after along set of seriously boring aid it feels like it, but when you see the quality of the food it offers a very good explanation as to why hospital canteens are favoured by Police officers, it's not just for the nurses and Ambo's, honest!!!

Anonymous said...

We used to have bus challenges on those boring security patrol days:

Can you eat 5 McFlurries in 5 minutes?

How about 3 cheeseburgers in 2 minutes?

Or a packet of fizzy haribo in 1 minute?

And, the piece de la resistance... Dare you eat the £10 Met Breakfast... any items from the menu to the value of a tenner... to be consumed within 20 minutes!

I witnessed the last challenge in Croydon canteen... followed shortly after by the sight of the victorious challengee being violently sick!

Happy days!

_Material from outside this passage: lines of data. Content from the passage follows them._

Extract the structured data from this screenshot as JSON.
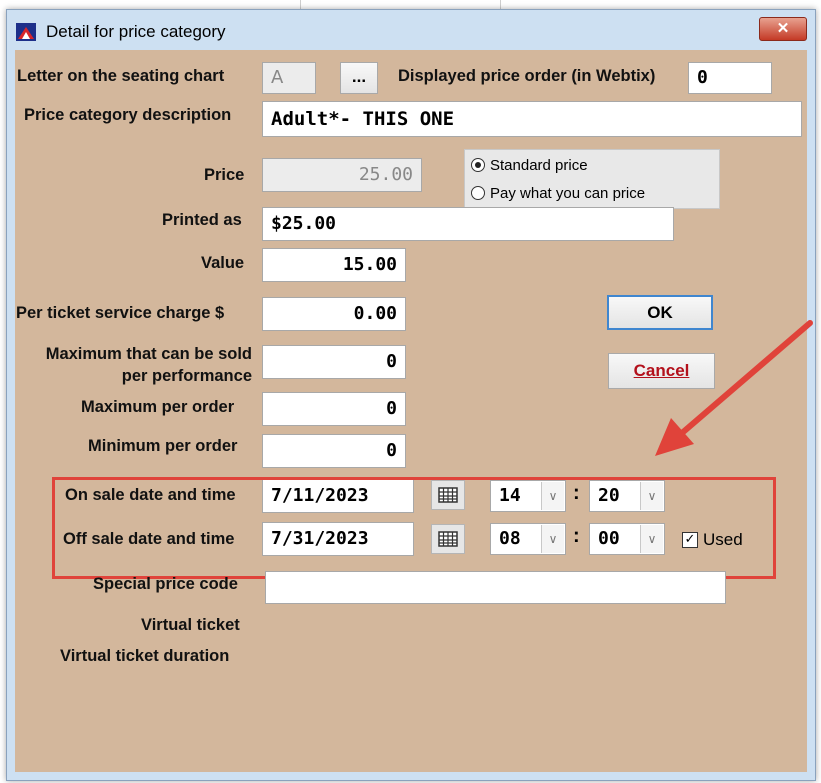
{
  "window": {
    "title": "Detail for price category",
    "close_label": "✕"
  },
  "form": {
    "seating_letter_label": "Letter on the seating chart",
    "seating_letter_value": "A",
    "ellipsis_label": "...",
    "price_order_label": "Displayed price order (in Webtix)",
    "price_order_value": "0",
    "description_label": "Price category description",
    "description_value": "Adult*- THIS ONE",
    "price_label": "Price",
    "price_value": "25.00",
    "price_options": [
      {
        "label": "Standard price",
        "selected": true
      },
      {
        "label": "Pay what you can price",
        "selected": false
      }
    ],
    "printed_as_label": "Printed as",
    "printed_as_value": "$25.00",
    "value_label": "Value",
    "value_value": "15.00",
    "service_charge_label": "Per ticket service charge $",
    "service_charge_value": "0.00",
    "max_sold_label_1": "Maximum that can be sold",
    "max_sold_label_2": "per performance",
    "max_sold_value": "0",
    "max_order_label": "Maximum per order",
    "max_order_value": "0",
    "min_order_label": "Minimum per order",
    "min_order_value": "0",
    "on_sale_label": "On sale date and time",
    "on_sale_date": "7/11/2023",
    "on_sale_hour": "14",
    "on_sale_minute": "20",
    "off_sale_label": "Off sale date and time",
    "off_sale_date": "7/31/2023",
    "off_sale_hour": "08",
    "off_sale_minute": "00",
    "colon": ":",
    "used_label": "Used",
    "used_checked": true,
    "special_code_label": "Special price code",
    "special_code_value": "",
    "virtual_ticket_label": "Virtual ticket",
    "virtual_duration_label": "Virtual ticket duration"
  },
  "buttons": {
    "ok_label": "OK",
    "cancel_label": "Cancel"
  },
  "colors": {
    "dialog_bg": "#d3b79c",
    "annotation": "#e0433a",
    "titlebar": "#cde0f2",
    "close": "#c43a26"
  },
  "icons": [
    "app-icon",
    "calendar-icon",
    "chevron-down-icon",
    "check-icon",
    "annotation-arrow"
  ]
}
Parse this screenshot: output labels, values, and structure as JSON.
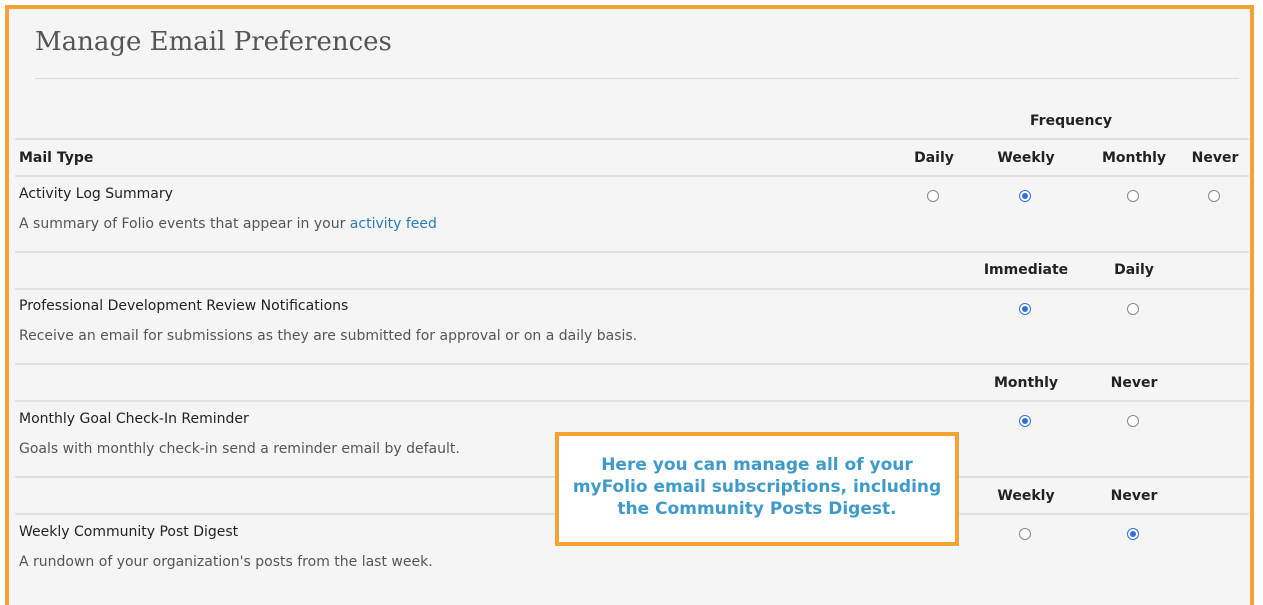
{
  "page": {
    "title": "Manage Email Preferences"
  },
  "table": {
    "group_header": "Frequency",
    "mail_type_header": "Mail Type",
    "main_columns": [
      "Daily",
      "Weekly",
      "Monthly",
      "Never"
    ],
    "rows": [
      {
        "name": "Activity Log Summary",
        "description_prefix": "A summary of Folio events that appear in your ",
        "description_link": "activity feed",
        "options": [
          "Daily",
          "Weekly",
          "Monthly",
          "Never"
        ],
        "selected": "Weekly"
      },
      {
        "name": "Professional Development Review Notifications",
        "description": "Receive an email for submissions as they are submitted for approval or on a daily basis.",
        "options": [
          "Immediate",
          "Daily"
        ],
        "selected": "Immediate"
      },
      {
        "name": "Monthly Goal Check-In Reminder",
        "description": "Goals with monthly check-in send a reminder email by default.",
        "options": [
          "Monthly",
          "Never"
        ],
        "selected": "Monthly"
      },
      {
        "name": "Weekly Community Post Digest",
        "description": "A rundown of your organization's posts from the last week.",
        "options": [
          "Weekly",
          "Never"
        ],
        "selected": "Never"
      }
    ]
  },
  "callout": {
    "lines": [
      "Here you can manage all of your",
      "myFolio email subscriptions, including",
      "the Community Posts Digest."
    ]
  },
  "colors": {
    "accent_border": "#f3a233",
    "callout_text": "#3e9bc9",
    "link": "#2a7ab8",
    "radio_selected": "#2f6fe0"
  }
}
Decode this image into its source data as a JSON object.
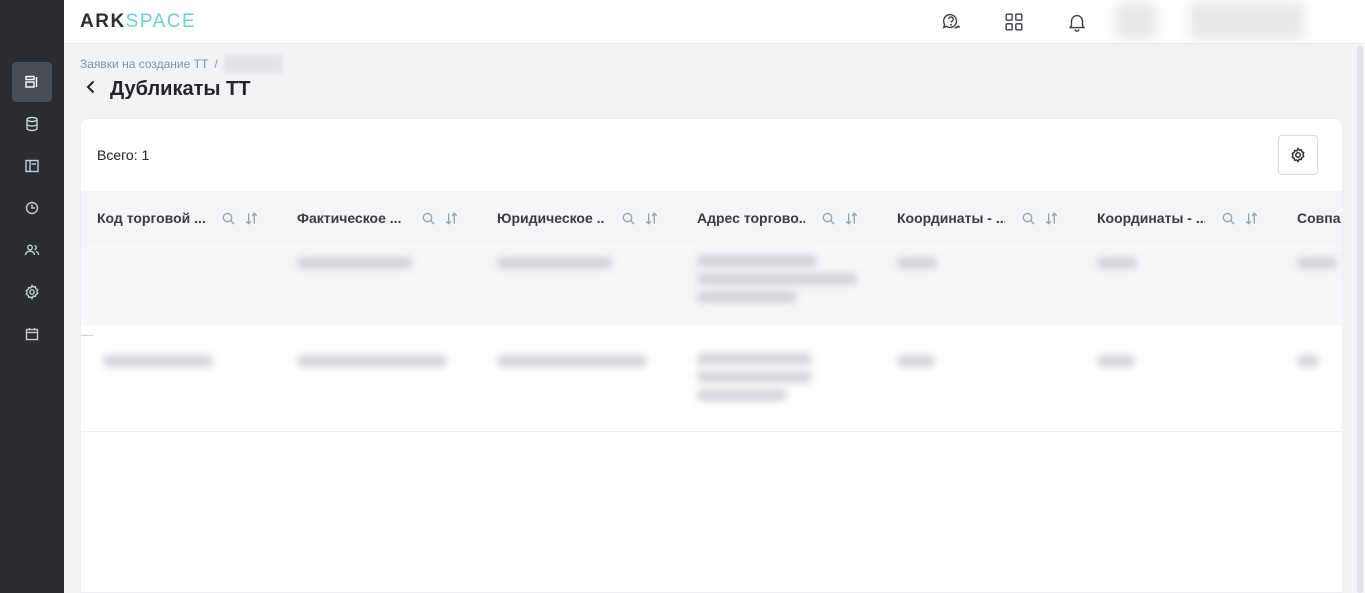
{
  "app": {
    "logo_primary": "ARK",
    "logo_secondary": "SPACE"
  },
  "sidebar": {
    "items": [
      {
        "icon": "requests-icon",
        "active": true
      },
      {
        "icon": "database-icon",
        "active": false
      },
      {
        "icon": "layout-icon",
        "active": false
      },
      {
        "icon": "clock-icon",
        "active": false
      },
      {
        "icon": "users-icon",
        "active": false
      },
      {
        "icon": "gear-icon",
        "active": false
      },
      {
        "icon": "calendar-icon",
        "active": false
      }
    ]
  },
  "header": {
    "icons": [
      "support-chat-icon",
      "apps-grid-icon",
      "bell-icon"
    ]
  },
  "breadcrumb": {
    "parent": "Заявки на создание ТТ",
    "separator": "/"
  },
  "page": {
    "title": "Дубликаты ТТ"
  },
  "table": {
    "total_label": "Всего: 1",
    "columns": [
      {
        "label": "Код торговой ..."
      },
      {
        "label": "Фактическое ..."
      },
      {
        "label": "Юридическое ..."
      },
      {
        "label": "Адрес торгово..."
      },
      {
        "label": "Координаты - ..."
      },
      {
        "label": "Координаты - ..."
      },
      {
        "label": "Совпа"
      }
    ]
  }
}
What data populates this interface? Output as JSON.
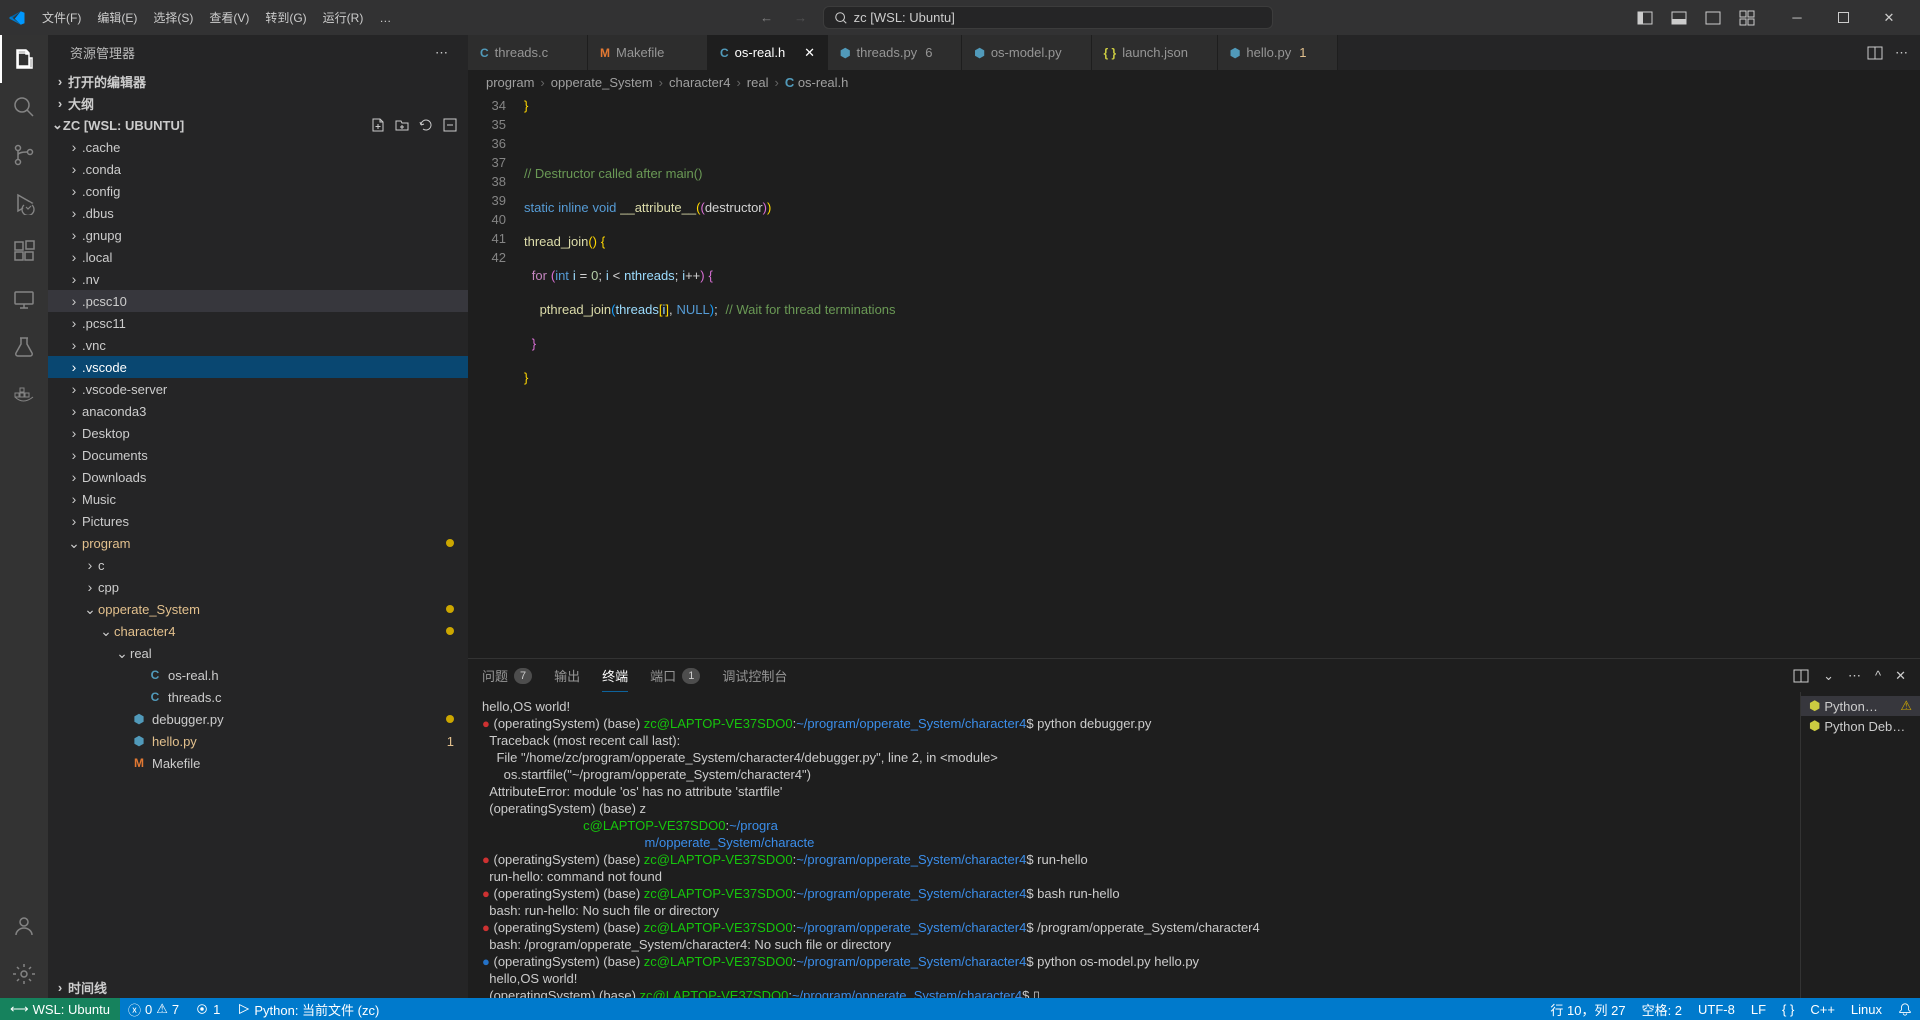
{
  "menu": {
    "file": "文件(F)",
    "edit": "编辑(E)",
    "select": "选择(S)",
    "view": "查看(V)",
    "goto": "转到(G)",
    "run": "运行(R)",
    "more": "…"
  },
  "search": {
    "text": "zc [WSL: Ubuntu]"
  },
  "explorer": {
    "title": "资源管理器",
    "open_editors": "打开的编辑器",
    "outline": "大纲",
    "timeline": "时间线",
    "workspace": "ZC [WSL: UBUNTU]"
  },
  "tree": [
    {
      "name": ".cache",
      "pad": 18
    },
    {
      "name": ".conda",
      "pad": 18
    },
    {
      "name": ".config",
      "pad": 18
    },
    {
      "name": ".dbus",
      "pad": 18
    },
    {
      "name": ".gnupg",
      "pad": 18
    },
    {
      "name": ".local",
      "pad": 18
    },
    {
      "name": ".nv",
      "pad": 18
    },
    {
      "name": ".pcsc10",
      "pad": 18,
      "hl": true
    },
    {
      "name": ".pcsc11",
      "pad": 18
    },
    {
      "name": ".vnc",
      "pad": 18
    },
    {
      "name": ".vscode",
      "pad": 18,
      "selected": true
    },
    {
      "name": ".vscode-server",
      "pad": 18
    },
    {
      "name": "anaconda3",
      "pad": 18
    },
    {
      "name": "Desktop",
      "pad": 18
    },
    {
      "name": "Documents",
      "pad": 18
    },
    {
      "name": "Downloads",
      "pad": 18
    },
    {
      "name": "Music",
      "pad": 18
    },
    {
      "name": "Pictures",
      "pad": 18
    },
    {
      "name": "program",
      "pad": 18,
      "open": true,
      "dot": "#cca700",
      "color": "#e2c08d"
    },
    {
      "name": "c",
      "pad": 34
    },
    {
      "name": "cpp",
      "pad": 34
    },
    {
      "name": "opperate_System",
      "pad": 34,
      "open": true,
      "dot": "#cca700",
      "color": "#e2c08d"
    },
    {
      "name": "character4",
      "pad": 50,
      "open": true,
      "dot": "#cca700",
      "color": "#e2c08d"
    },
    {
      "name": "real",
      "pad": 66,
      "open": true
    },
    {
      "name": "os-real.h",
      "pad": 82,
      "file": "C",
      "iconColor": "#519aba"
    },
    {
      "name": "threads.c",
      "pad": 82,
      "file": "C",
      "iconColor": "#519aba"
    },
    {
      "name": "debugger.py",
      "pad": 66,
      "file": "py",
      "iconColor": "#519aba",
      "dot": "#cca700"
    },
    {
      "name": "hello.py",
      "pad": 66,
      "file": "py",
      "iconColor": "#519aba",
      "color": "#e2c08d",
      "badge": "1"
    },
    {
      "name": "Makefile",
      "pad": 66,
      "file": "M",
      "iconColor": "#e37933"
    }
  ],
  "tabs": [
    {
      "label": "threads.c",
      "icon": "C",
      "iconColor": "#519aba"
    },
    {
      "label": "Makefile",
      "icon": "M",
      "iconColor": "#e37933"
    },
    {
      "label": "os-real.h",
      "icon": "C",
      "iconColor": "#519aba",
      "active": true
    },
    {
      "label": "threads.py",
      "icon": "py",
      "iconColor": "#519aba",
      "badge": "6"
    },
    {
      "label": "os-model.py",
      "icon": "py",
      "iconColor": "#519aba"
    },
    {
      "label": "launch.json",
      "icon": "{}",
      "iconColor": "#cbcb41"
    },
    {
      "label": "hello.py",
      "icon": "py",
      "iconColor": "#519aba",
      "badge": "1",
      "badgeColor": "#e2c08d"
    }
  ],
  "breadcrumb": [
    "program",
    "opperate_System",
    "character4",
    "real",
    "os-real.h"
  ],
  "lines": [
    34,
    35,
    36,
    37,
    38,
    39,
    40,
    41,
    42
  ],
  "paneltabs": {
    "problems": "问题",
    "problems_count": "7",
    "output": "输出",
    "terminal": "终端",
    "ports": "端口",
    "ports_count": "1",
    "debug": "调试控制台"
  },
  "terminal_items": [
    {
      "name": "Python…",
      "warn": true
    },
    {
      "name": "Python Deb…"
    }
  ],
  "status": {
    "remote": "WSL: Ubuntu",
    "errors": "0",
    "warnings": "7",
    "ports": "1",
    "python": "Python: 当前文件 (zc)",
    "line": "行 10，列 27",
    "spaces": "空格: 2",
    "encoding": "UTF-8",
    "eol": "LF",
    "braces": "{ }",
    "lang": "C++",
    "os": "Linux"
  }
}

blueknight said...

In no particular order,also bring hot water and an assortment of max packs. Biscuits, mars bars and any other food or drink that can be blagged. You cannot rely on getting meal at the right time. I have started at 6 am and not been fed until 7 hours later at 1 pm, (although we mutinied and went to McDonalds)
All your kit. If it gets too hot you can take it off, but if it gets too cold and you didn't bring it...
A football or baseball bat and ball for down time.
Nothing beats a day out in the van!

Metcountymounty said...

anon 0120 - the brainfreeze after the Mcflurry challenge would definately give me a migraine so no chance, however I've done 4 cheeseburgers in 2 minutes (washed down with still fanta) so that one's reasonable, haven't tried he haribo one yet but I sense a bit of puke coming on after!! I don't go near Met breakfasts having seen some of the shite they cook the food in and with, I'm happy with crunchy-nut cornflakes, milk and a yog thanks!!

Blueknight, Re the football, after being told on one aid to do the community bit and interact with the local kids, some random Ch.Insp with a serious rod up his arse gave us a group bollocking in front of about a hundred people for playing football with some kids in the street. He said it looked 'unprofessional' and wasn't what the Ch.Supt had in mind. These kids had never seen more than two coppers in one place and they were invariably going to/from some shite job and weren't up for a bit of banter for an hour or so. Some peoples view of hearts and minds are very different, considering the parents thought it was great.

XTP said...

anon @ 0120 - does having 4 portions of kippers and a couple of rounds of toast count or is that against the spirit?!!!

blueknight said...

MCM re football,
Senior Officers on mutual aid, that is a whole new debate for another day.
At least now they are drawn from a public order cadre and have been trained, but in the past only the PCs and Sgts did the training and were more often than not led by an armchair warrior who had never seen a shield before.

Metcountymounty said...

I'd heard a while back that they aren't allowed to run as Silver or Gold for a public order incident now unless they were actually public order trained as a PC, not sure how true that is, and certainly doesn't make some of the decisions any less shocking!!

Anonymous said...

I particularly like the doughnut rule

Metcountymounty said...

It was the breaking of the doughnut rule that lead to the whole day going downhill!

Milton Inmate said...

You forgot the traditional tie throwing between the ground and fourth floor of NSY if you have the luck to be force fed there instead of Buck Gate too.